= Exercise =
Copy the data exactly. Images are the one exception.
** Excerpted records follows **
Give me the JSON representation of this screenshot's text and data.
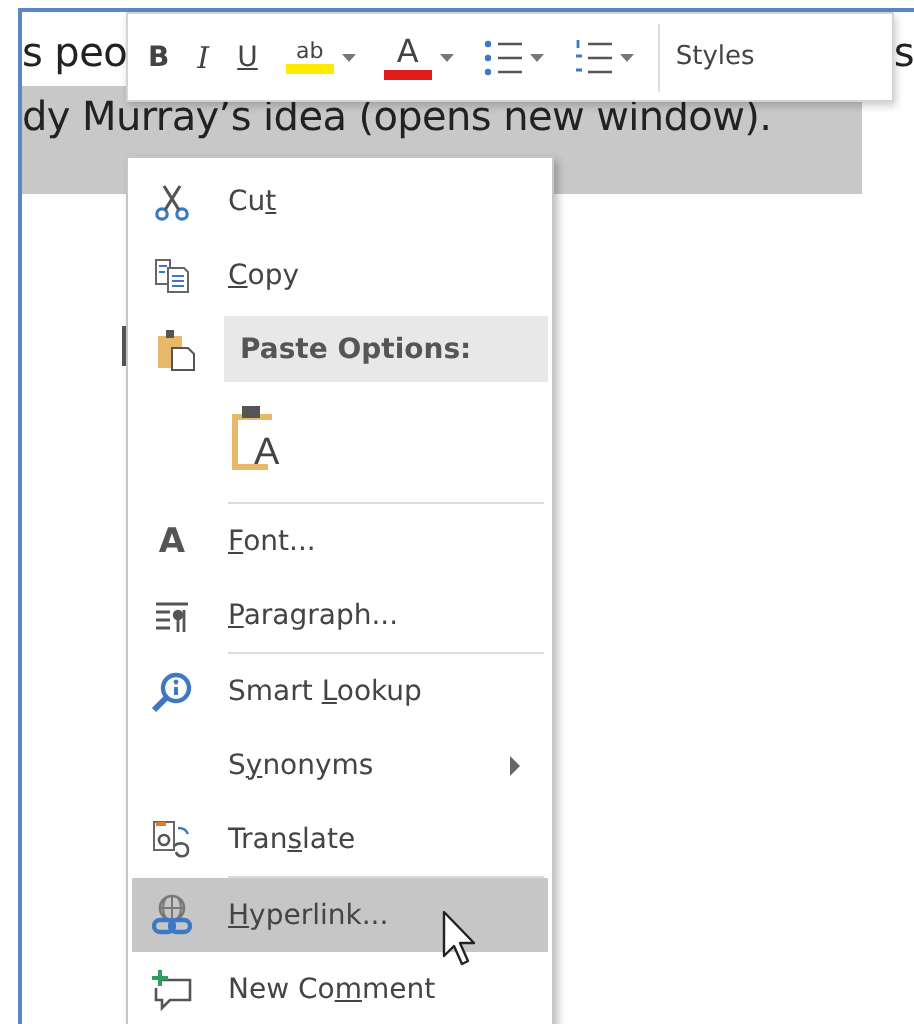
{
  "document": {
    "lines": [
      {
        "texts": [
          "s peo",
          "s"
        ],
        "selected": false
      },
      {
        "texts": [
          "dy Murray’s idea (opens new window)."
        ],
        "selected": true
      }
    ]
  },
  "mini_toolbar": {
    "items": [
      {
        "kind": "bold",
        "glyph": "B",
        "dropdown": false
      },
      {
        "kind": "italic",
        "glyph": "I",
        "dropdown": false
      },
      {
        "kind": "underline",
        "glyph": "U",
        "dropdown": false
      },
      {
        "kind": "highlight",
        "glyph": "ab",
        "dropdown": true
      },
      {
        "kind": "font_color",
        "glyph": "A",
        "dropdown": true
      },
      {
        "kind": "bullets",
        "dropdown": true
      },
      {
        "kind": "numbering",
        "dropdown": true
      },
      {
        "kind": "styles",
        "label": "Styles",
        "dropdown": false
      }
    ]
  },
  "context_menu": {
    "items": [
      {
        "kind": "command",
        "label": {
          "before": "Cu",
          "key": "t"
        },
        "selected": false
      },
      {
        "kind": "command",
        "label": {
          "key": "C",
          "after": "opy"
        },
        "selected": false
      },
      {
        "kind": "header",
        "label": "Paste Options:"
      },
      {
        "kind": "paste_option",
        "icon_text": "A"
      },
      {
        "kind": "separator"
      },
      {
        "kind": "command",
        "label": {
          "key": "F",
          "after": "ont..."
        },
        "icon_text": "A",
        "selected": false
      },
      {
        "kind": "command",
        "label": {
          "key": "P",
          "after": "aragraph..."
        },
        "selected": false
      },
      {
        "kind": "separator"
      },
      {
        "kind": "command",
        "label": {
          "before": "Smart ",
          "key": "L",
          "after": "ookup"
        },
        "selected": false
      },
      {
        "kind": "submenu",
        "label": {
          "before": "S",
          "key": "y",
          "after": "nonyms"
        },
        "selected": false
      },
      {
        "kind": "command",
        "label": {
          "before": "Tran",
          "key": "s",
          "after": "late"
        },
        "selected": false
      },
      {
        "kind": "separator"
      },
      {
        "kind": "command",
        "label": {
          "key": "H",
          "after": "yperlink..."
        },
        "selected": true
      },
      {
        "kind": "command",
        "label": {
          "before": "New Co",
          "key": "m",
          "after": "ment"
        },
        "selected": false
      }
    ]
  }
}
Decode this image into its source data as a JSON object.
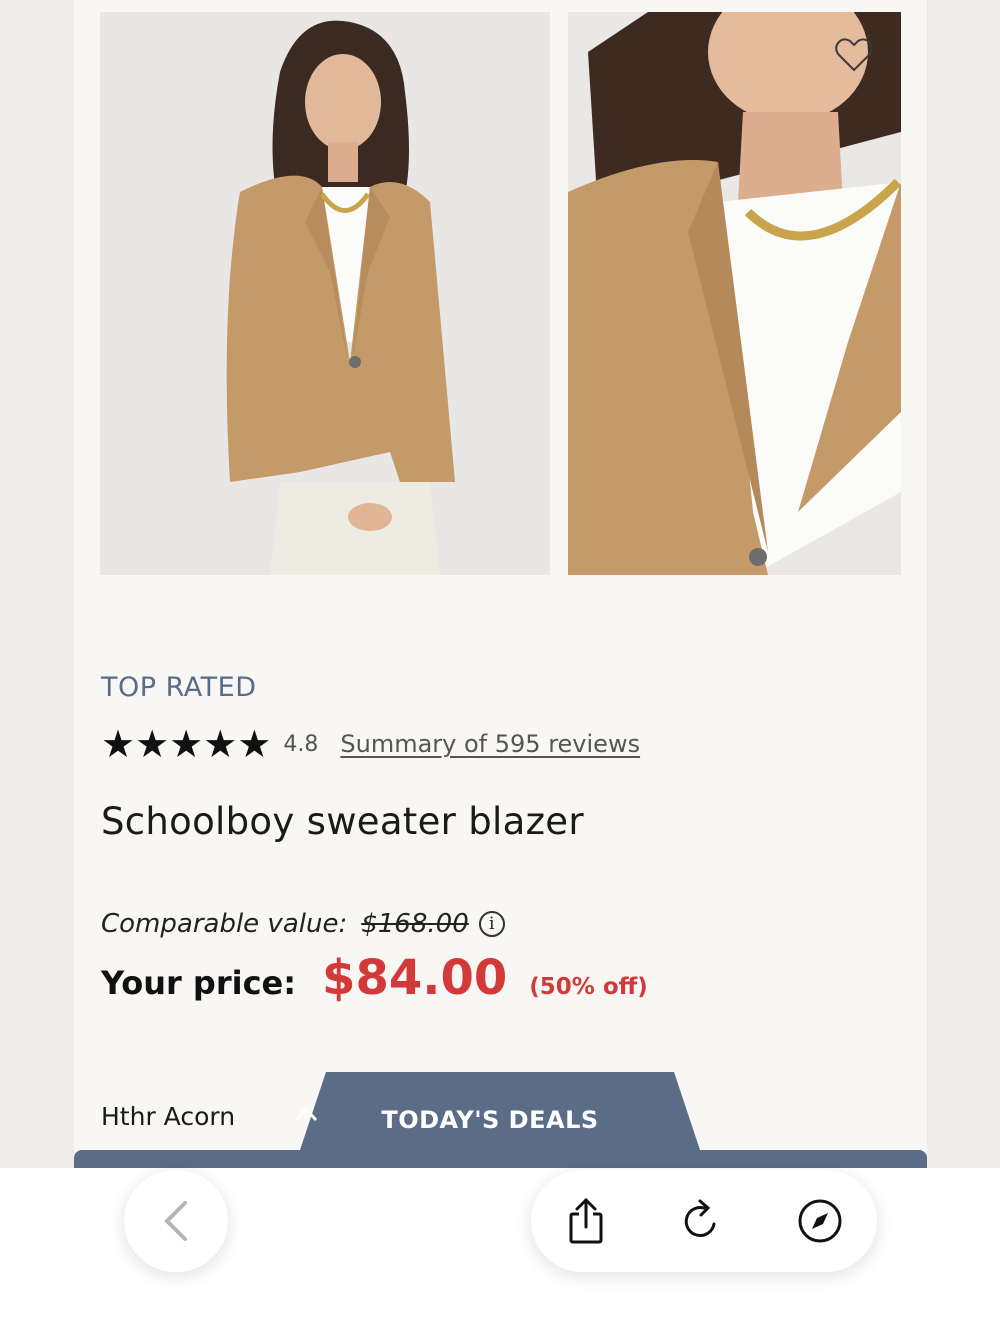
{
  "product": {
    "badge": "TOP RATED",
    "rating_value": "4.8",
    "stars": 5,
    "reviews_link": "Summary of 595 reviews",
    "title": "Schoolboy sweater blazer",
    "comparable_label": "Comparable value:",
    "comparable_price": "$168.00",
    "price_label": "Your price:",
    "price": "$84.00",
    "discount": "(50% off)",
    "color_name": "Hthr Acorn"
  },
  "deals": {
    "label": "TODAY'S DEALS"
  },
  "icons": {
    "favorite": "heart-icon",
    "info": "info-icon",
    "back": "chevron-left-icon",
    "share": "share-icon",
    "reload": "reload-icon",
    "compass": "compass-icon",
    "deals_toggle": "chevron-up-icon"
  },
  "colors": {
    "accent_blue": "#586b88",
    "sale_red": "#d23a3a",
    "blazer_camel": "#c49a68"
  }
}
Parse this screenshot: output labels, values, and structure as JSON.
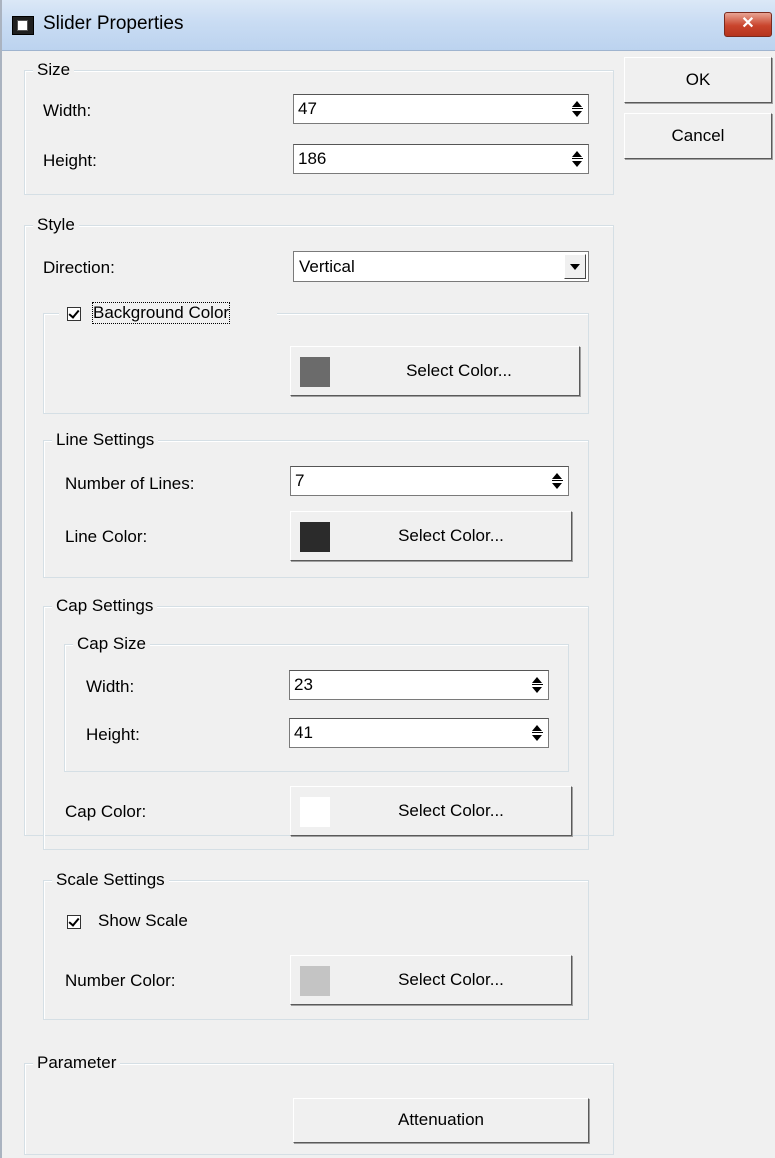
{
  "window": {
    "title": "Slider Properties",
    "close_glyph": "✕"
  },
  "buttons": {
    "ok": "OK",
    "cancel": "Cancel"
  },
  "size_group": {
    "legend": "Size",
    "width_label": "Width:",
    "width_value": "47",
    "height_label": "Height:",
    "height_value": "186"
  },
  "style_group": {
    "legend": "Style",
    "direction_label": "Direction:",
    "direction_value": "Vertical",
    "background": {
      "label": "Background Color",
      "checked": true,
      "button": "Select Color...",
      "color": "#6b6b6b"
    },
    "line_settings": {
      "legend": "Line Settings",
      "num_lines_label": "Number of Lines:",
      "num_lines_value": "7",
      "line_color_label": "Line Color:",
      "button": "Select Color...",
      "color": "#2b2b2b"
    },
    "cap_settings": {
      "legend": "Cap Settings",
      "cap_size_legend": "Cap Size",
      "width_label": "Width:",
      "width_value": "23",
      "height_label": "Height:",
      "height_value": "41",
      "cap_color_label": "Cap Color:",
      "button": "Select Color...",
      "color": "#ffffff"
    },
    "scale_settings": {
      "legend": "Scale Settings",
      "show_scale_label": "Show Scale",
      "show_scale_checked": true,
      "number_color_label": "Number Color:",
      "button": "Select Color...",
      "color": "#c4c4c4"
    }
  },
  "parameter_group": {
    "legend": "Parameter",
    "button": "Attenuation"
  }
}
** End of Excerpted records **
= Response box =
Give me the JSON representation of this screenshot's text and data.
{
  "document": {
    "lines": [
      {
        "texts": [
          "s peo",
          "s"
        ],
        "selected": false
      },
      {
        "texts": [
          "dy Murray’s idea (opens new window)."
        ],
        "selected": true
      }
    ]
  },
  "mini_toolbar": {
    "items": [
      {
        "kind": "bold",
        "glyph": "B",
        "dropdown": false
      },
      {
        "kind": "italic",
        "glyph": "I",
        "dropdown": false
      },
      {
        "kind": "underline",
        "glyph": "U",
        "dropdown": false
      },
      {
        "kind": "highlight",
        "glyph": "ab",
        "dropdown": true
      },
      {
        "kind": "font_color",
        "glyph": "A",
        "dropdown": true
      },
      {
        "kind": "bullets",
        "dropdown": true
      },
      {
        "kind": "numbering",
        "dropdown": true
      },
      {
        "kind": "styles",
        "label": "Styles",
        "dropdown": false
      }
    ]
  },
  "context_menu": {
    "items": [
      {
        "kind": "command",
        "label": {
          "before": "Cu",
          "key": "t"
        },
        "selected": false
      },
      {
        "kind": "command",
        "label": {
          "key": "C",
          "after": "opy"
        },
        "selected": false
      },
      {
        "kind": "header",
        "label": "Paste Options:"
      },
      {
        "kind": "paste_option",
        "icon_text": "A"
      },
      {
        "kind": "separator"
      },
      {
        "kind": "command",
        "label": {
          "key": "F",
          "after": "ont..."
        },
        "icon_text": "A",
        "selected": false
      },
      {
        "kind": "command",
        "label": {
          "key": "P",
          "after": "aragraph..."
        },
        "selected": false
      },
      {
        "kind": "separator"
      },
      {
        "kind": "command",
        "label": {
          "before": "Smart ",
          "key": "L",
          "after": "ookup"
        },
        "selected": false
      },
      {
        "kind": "submenu",
        "label": {
          "before": "S",
          "key": "y",
          "after": "nonyms"
        },
        "selected": false
      },
      {
        "kind": "command",
        "label": {
          "before": "Tran",
          "key": "s",
          "after": "late"
        },
        "selected": false
      },
      {
        "kind": "separator"
      },
      {
        "kind": "command",
        "label": {
          "key": "H",
          "after": "yperlink..."
        },
        "selected": true
      },
      {
        "kind": "command",
        "label": {
          "before": "New Co",
          "key": "m",
          "after": "ment"
        },
        "selected": false
      }
    ]
  }
}
Decode this image into its source data as a JSON object.
{
  "product": {
    "badge": "TOP RATED",
    "rating_value": "4.8",
    "stars": 5,
    "reviews_link": "Summary of 595 reviews",
    "title": "Schoolboy sweater blazer",
    "comparable_label": "Comparable value:",
    "comparable_price": "$168.00",
    "price_label": "Your price:",
    "price": "$84.00",
    "discount": "(50% off)",
    "color_name": "Hthr Acorn"
  },
  "deals": {
    "label": "TODAY'S DEALS"
  },
  "icons": {
    "favorite": "heart-icon",
    "info": "info-icon",
    "back": "chevron-left-icon",
    "share": "share-icon",
    "reload": "reload-icon",
    "compass": "compass-icon",
    "deals_toggle": "chevron-up-icon"
  },
  "colors": {
    "accent_blue": "#586b88",
    "sale_red": "#d23a3a",
    "blazer_camel": "#c49a68"
  }
}
Parse this screenshot: output labels, values, and structure as JSON.
{
  "window": {
    "title": "Slider Properties",
    "close_glyph": "✕"
  },
  "buttons": {
    "ok": "OK",
    "cancel": "Cancel"
  },
  "size_group": {
    "legend": "Size",
    "width_label": "Width:",
    "width_value": "47",
    "height_label": "Height:",
    "height_value": "186"
  },
  "style_group": {
    "legend": "Style",
    "direction_label": "Direction:",
    "direction_value": "Vertical",
    "background": {
      "label": "Background Color",
      "checked": true,
      "button": "Select Color...",
      "color": "#6b6b6b"
    },
    "line_settings": {
      "legend": "Line Settings",
      "num_lines_label": "Number of Lines:",
      "num_lines_value": "7",
      "line_color_label": "Line Color:",
      "button": "Select Color...",
      "color": "#2b2b2b"
    },
    "cap_settings": {
      "legend": "Cap Settings",
      "cap_size_legend": "Cap Size",
      "width_label": "Width:",
      "width_value": "23",
      "height_label": "Height:",
      "height_value": "41",
      "cap_color_label": "Cap Color:",
      "button": "Select Color...",
      "color": "#ffffff"
    },
    "scale_settings": {
      "legend": "Scale Settings",
      "show_scale_label": "Show Scale",
      "show_scale_checked": true,
      "number_color_label": "Number Color:",
      "button": "Select Color...",
      "color": "#c4c4c4"
    }
  },
  "parameter_group": {
    "legend": "Parameter",
    "button": "Attenuation"
  }
}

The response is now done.